The research also cited symptoms of poisoning as rapid in many cases but dependent on the individual’s susceptibility to the toxin, the amount of contaminated food eaten, the amount of toxin in food ingested and the general health of the victim.
These symptoms, according to the study, range from nausea, vomiting, fever, abdominal cramping, weakness, diarrhoea to transient change in blood pressure.
Because of the gastrointestinal symptoms of vomiting and diarrhoea, there is usually a significant loss of body fluids. In severe cases, people with food poisoning may need to be hospitalised to receive intravenous fluids and other medical treatments. Most times, symptoms surface between 30 minutes to four weeks after eating contaminated meat, but medical experts say they usually show up within 12 to 72 hours.
According to the Food Standards Agency of the United Kingdom, a useful way of preventing food poisoning is to remember the four Cs:
You can prevent the spread of harmful bacteria and viruses by having good personal hygiene and keeping all your work surfaces and utensils clean.
Wash your hands frequently with soap and warm water, particularly:
after going to the toilet
after handling raw food
before preparing food
after touching bins
after touching pets
Remember never to:
handle food when you are ill with stomach problems, such as diarrhoea or vomiting
touch food if you have sores and cuts (unless they are covered with a waterproof dressing)
It is always important to cook food thoroughly, particularly poultry, pork and beef, as this will kill any harmful bacteria that may be present, such as listeria and salmonella.
Make sure the food is cooked thoroughly and is steaming hot in the middle. You can check that the meat is cooked by inserting a knife into the thickest or deepest part of the meat: if the juices that come out are clear and there is no pink/red meat left, it is fully cooked. If you are reheating food, make sure it is steaming hot all the way through. Do not reheat food more than once.
It is important to keep certain foods at the correct temperature to prevent harmful bacteria from growing and multiplying. Always check the label on the packaging.
If food has to be refrigerated, set your fridge to between zero and 5°C (32 and 41°F).
If food that needs to be chilled is left standing at room temperature, bacteria can grow and multiply to dangerous levels.
Cooked leftovers should be cooled quickly, ideally within one to two hours, and then put in your fridge or freezer.
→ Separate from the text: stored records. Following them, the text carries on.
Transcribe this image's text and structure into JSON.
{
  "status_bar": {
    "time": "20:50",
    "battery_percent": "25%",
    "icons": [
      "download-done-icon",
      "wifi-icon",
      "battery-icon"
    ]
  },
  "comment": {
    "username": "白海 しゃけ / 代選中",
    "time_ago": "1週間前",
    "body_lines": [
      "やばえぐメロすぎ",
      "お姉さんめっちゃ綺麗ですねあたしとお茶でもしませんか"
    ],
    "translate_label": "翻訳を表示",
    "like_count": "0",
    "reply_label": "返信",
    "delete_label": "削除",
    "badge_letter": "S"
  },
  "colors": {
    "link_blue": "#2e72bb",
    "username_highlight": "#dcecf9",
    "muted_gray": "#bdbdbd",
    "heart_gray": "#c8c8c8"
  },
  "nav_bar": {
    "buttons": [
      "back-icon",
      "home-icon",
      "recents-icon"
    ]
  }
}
Putting food in shallow containers and dividing it into smaller amounts will speed up the cooling process.
Cross-contamination occurs when bacteria are transferred from foods (usually raw foods) to other foods. Contamination can be:
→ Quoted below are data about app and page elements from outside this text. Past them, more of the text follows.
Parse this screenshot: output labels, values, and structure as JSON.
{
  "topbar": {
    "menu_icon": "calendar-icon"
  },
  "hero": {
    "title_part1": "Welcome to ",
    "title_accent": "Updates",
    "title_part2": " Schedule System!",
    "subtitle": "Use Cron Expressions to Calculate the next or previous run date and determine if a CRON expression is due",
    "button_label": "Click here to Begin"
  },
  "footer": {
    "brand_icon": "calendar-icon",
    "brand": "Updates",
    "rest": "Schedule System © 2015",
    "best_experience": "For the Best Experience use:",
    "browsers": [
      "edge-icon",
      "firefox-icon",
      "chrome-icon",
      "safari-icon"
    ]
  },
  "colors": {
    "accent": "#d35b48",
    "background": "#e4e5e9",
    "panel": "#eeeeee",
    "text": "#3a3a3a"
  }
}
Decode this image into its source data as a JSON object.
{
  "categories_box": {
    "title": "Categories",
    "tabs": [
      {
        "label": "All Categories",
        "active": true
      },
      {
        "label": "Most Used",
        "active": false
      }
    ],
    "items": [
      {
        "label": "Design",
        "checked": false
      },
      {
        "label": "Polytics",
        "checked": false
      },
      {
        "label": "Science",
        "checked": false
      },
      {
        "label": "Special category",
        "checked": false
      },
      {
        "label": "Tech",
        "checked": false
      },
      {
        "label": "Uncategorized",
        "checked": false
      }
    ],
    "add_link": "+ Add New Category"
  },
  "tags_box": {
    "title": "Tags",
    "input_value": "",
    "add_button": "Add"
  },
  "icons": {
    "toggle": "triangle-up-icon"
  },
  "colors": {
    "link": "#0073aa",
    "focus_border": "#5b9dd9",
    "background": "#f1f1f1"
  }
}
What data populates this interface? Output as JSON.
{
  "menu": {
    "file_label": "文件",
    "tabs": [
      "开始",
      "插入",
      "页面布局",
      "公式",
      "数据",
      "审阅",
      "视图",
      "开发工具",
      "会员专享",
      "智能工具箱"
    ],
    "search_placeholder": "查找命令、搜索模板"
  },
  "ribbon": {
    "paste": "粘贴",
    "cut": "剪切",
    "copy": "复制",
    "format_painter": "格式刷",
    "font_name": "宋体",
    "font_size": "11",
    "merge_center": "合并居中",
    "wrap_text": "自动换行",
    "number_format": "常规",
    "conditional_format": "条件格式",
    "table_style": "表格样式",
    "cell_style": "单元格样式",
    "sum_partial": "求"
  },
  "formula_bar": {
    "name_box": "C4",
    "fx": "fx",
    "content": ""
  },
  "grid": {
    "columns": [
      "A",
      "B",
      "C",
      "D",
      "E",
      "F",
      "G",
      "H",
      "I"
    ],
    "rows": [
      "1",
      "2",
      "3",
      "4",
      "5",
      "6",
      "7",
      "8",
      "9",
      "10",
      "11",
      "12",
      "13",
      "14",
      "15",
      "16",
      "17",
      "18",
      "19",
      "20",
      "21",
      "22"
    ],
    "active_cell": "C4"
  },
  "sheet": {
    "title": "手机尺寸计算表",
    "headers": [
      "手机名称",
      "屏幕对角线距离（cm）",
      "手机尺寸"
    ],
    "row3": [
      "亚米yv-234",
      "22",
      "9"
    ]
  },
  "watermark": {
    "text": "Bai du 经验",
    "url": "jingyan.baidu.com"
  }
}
direct, where one food touches or drips onto another food
indirect, where bacteria on your hands, equipment, work surfaces or utensils are spread to food
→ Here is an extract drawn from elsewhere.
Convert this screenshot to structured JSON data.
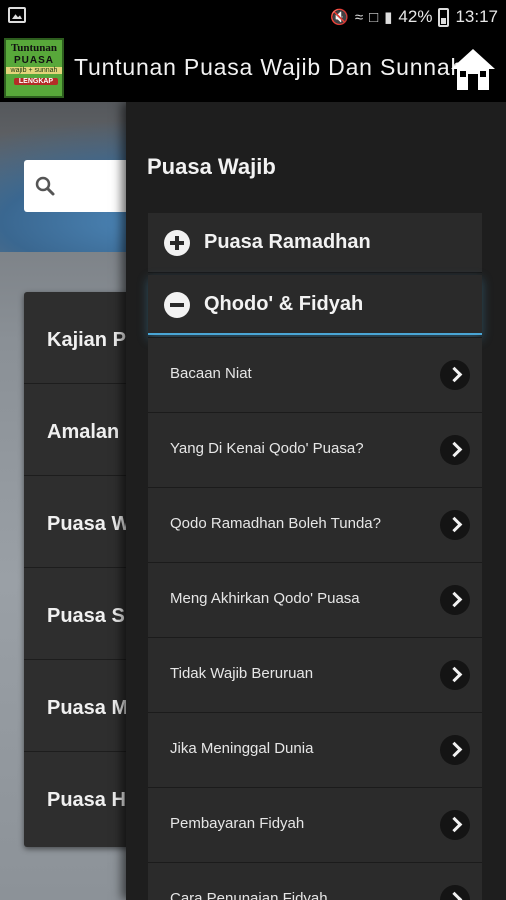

To prevent cross-contamination:
Always wash your hands after handling raw food.
Keep raw and ready-to-eat foods separate.
Store raw meat in sealable containers at the bottom of your fridge, so that it cannot drip onto other foods.
Use a different chopping board for raw food and ready-to-eat food, or wash it thoroughly in between preparing different foods.
Clean knives and other utensils thoroughly after they have been used with raw food.
Don’t wash raw meat or poultry: any harmful bacteria will be killed by thorough cooking and washing could splash harmful bacteria around the kitchen.